▸ **Provided data**:
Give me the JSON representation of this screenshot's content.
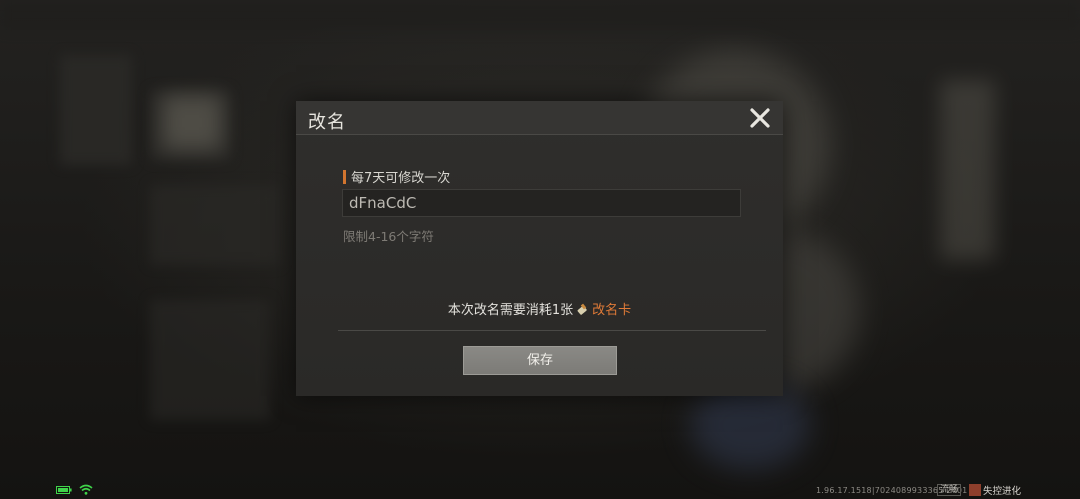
{
  "dialog": {
    "title": "改名",
    "hint": "每7天可修改一次",
    "name_value": "dFnaCdC",
    "limit": "限制4-16个字符",
    "cost_prefix": "本次改名需要消耗1张",
    "cost_item": "改名卡",
    "save_label": "保存",
    "accent_color": "#d2752f",
    "item_color": "#e07a37"
  },
  "statusbar": {
    "version": "1.96.17.1518|7024089933365 2401",
    "quality": "流畅",
    "logo_text": "失控进化",
    "battery_icon": "battery-icon",
    "wifi_icon": "wifi-icon"
  }
}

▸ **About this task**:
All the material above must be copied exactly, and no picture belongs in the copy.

▸ **Result of this task**:
Give me the JSON representation of this screenshot's content.
{
  "dialog": {
    "title": "改名",
    "hint": "每7天可修改一次",
    "name_value": "dFnaCdC",
    "limit": "限制4-16个字符",
    "cost_prefix": "本次改名需要消耗1张",
    "cost_item": "改名卡",
    "save_label": "保存",
    "accent_color": "#d2752f",
    "item_color": "#e07a37"
  },
  "statusbar": {
    "version": "1.96.17.1518|7024089933365 2401",
    "quality": "流畅",
    "logo_text": "失控进化",
    "battery_icon": "battery-icon",
    "wifi_icon": "wifi-icon"
  }
}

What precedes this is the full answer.